Increasingly over the past forty years, we have learned to live in a world in which it is the thing that thinks and the man who is reduced to a thing. In place of memory, we have machines to tell us who and how and what we are, where to go and what to do, text A for yes, B for no. Not only do we not object to our dehumanization, we regard it as a consummation devoutly to be wished—to be minted into the coin of celebrity, become a corporation, a best-selling logo or brand, an immortal product in place of mortal flesh.
Our remembered past becomes the property of Big Brother Facebook, heir to the throne of Big Brother King George III. The company’s market capitalization of $550 billion accrues from the sale and resale of other people’s memories—their lives and liberties and pursuits of happiness included in the low, low bargain price for their likes and dislikes. Facebook algorithms some years ago started cheerfully suggesting to survivors of terrorist attacks happy reminiscences of the tragedies. Embarrassed by its stupidity, Facebook in 2018 proudly introduced a new algorithm designed to detect and suppress undesirable memories.
A monument is money wasted. My memory will live on if my life has deserved it.—Pliny the Younger, 109
America’s democratic republic is founded on the meaning and value of words. Silicon Valley’s data-mining engineers have no use for the meaning and value of words; their machines process words as lifeless objects, not as living subjects.

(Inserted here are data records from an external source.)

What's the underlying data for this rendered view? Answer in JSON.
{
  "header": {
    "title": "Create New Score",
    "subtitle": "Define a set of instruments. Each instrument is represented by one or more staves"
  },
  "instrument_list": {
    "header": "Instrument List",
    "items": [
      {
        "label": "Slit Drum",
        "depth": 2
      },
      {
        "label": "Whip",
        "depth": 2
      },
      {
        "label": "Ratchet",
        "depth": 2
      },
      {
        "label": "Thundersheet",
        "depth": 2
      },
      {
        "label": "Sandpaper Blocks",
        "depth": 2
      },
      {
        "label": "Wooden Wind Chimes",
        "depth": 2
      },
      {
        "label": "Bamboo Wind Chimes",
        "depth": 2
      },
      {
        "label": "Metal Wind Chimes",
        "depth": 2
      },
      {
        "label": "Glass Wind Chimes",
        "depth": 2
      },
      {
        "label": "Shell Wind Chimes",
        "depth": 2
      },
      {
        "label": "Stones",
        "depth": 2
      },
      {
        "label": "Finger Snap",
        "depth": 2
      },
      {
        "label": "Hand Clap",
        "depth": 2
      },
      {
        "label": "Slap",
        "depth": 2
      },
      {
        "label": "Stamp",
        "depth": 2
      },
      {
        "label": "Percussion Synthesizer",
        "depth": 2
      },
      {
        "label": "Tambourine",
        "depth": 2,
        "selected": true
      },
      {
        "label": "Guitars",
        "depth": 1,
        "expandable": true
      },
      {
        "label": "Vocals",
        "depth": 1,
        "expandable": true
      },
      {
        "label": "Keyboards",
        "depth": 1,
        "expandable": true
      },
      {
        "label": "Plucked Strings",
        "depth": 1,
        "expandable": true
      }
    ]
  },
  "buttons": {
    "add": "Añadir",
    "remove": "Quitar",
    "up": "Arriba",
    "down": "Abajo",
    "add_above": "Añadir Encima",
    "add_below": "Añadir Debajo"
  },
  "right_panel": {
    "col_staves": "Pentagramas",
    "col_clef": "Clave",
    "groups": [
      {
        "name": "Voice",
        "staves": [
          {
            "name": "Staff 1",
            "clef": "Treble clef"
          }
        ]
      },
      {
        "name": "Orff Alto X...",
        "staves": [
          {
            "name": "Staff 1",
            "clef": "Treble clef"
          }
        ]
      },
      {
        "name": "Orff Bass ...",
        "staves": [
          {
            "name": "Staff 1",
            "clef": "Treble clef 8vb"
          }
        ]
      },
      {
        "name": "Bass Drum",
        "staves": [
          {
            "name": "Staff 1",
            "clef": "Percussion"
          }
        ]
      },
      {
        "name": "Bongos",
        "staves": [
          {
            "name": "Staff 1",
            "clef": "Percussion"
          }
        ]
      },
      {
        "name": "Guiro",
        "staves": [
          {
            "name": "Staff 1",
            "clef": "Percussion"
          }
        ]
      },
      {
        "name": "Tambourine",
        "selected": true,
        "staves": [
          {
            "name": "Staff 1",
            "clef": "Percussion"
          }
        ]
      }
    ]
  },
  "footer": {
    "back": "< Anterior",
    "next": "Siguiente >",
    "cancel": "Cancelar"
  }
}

Not knowing what the words mean, the technology neither knows nor cares to know who or what or where is the human race, why or if it is something to be deleted, edited, or saved.
The expanding reach of the internet broadens the market for “innovative delivery strategies,” brightens our horizons “with quicker access to valued customers.” But the incessant bombardment of new and newer news blows away the chance of knowing what most or any of it means, and darkens the approach to the value of our minds. The sound and fury of an instantly shattering Now carries away all thought of what happened yesterday, last week, two hundred or two thousand years ago. Not only do we lose track of our own stories, we forget that the stories in the old books are also our own. Cicero made the point fifty years before the birth of Christ—“Not to know what happened before one was born is always to be a child.”
Paine took the advisory to heart, characterizing his own writing as “the undisguised language of historical truth.” The problems that engaged his reading and writing in the late eighteenth century are the ones we know today under the headings of income, racial, and gender inequality, class conflict, the war between rich and poor. The Trump government currently occupying Washington Paine would have recognized as “royalist” in sentiment, “monarchical” in its mistrust of freedom, “evangelical” in its worship of property. The voice of Thomas Paine speaking to his hope for the rescue of mankind is, by comparison with the sound bites now littering the floors of Congress and the White House, the sound of water in a desert.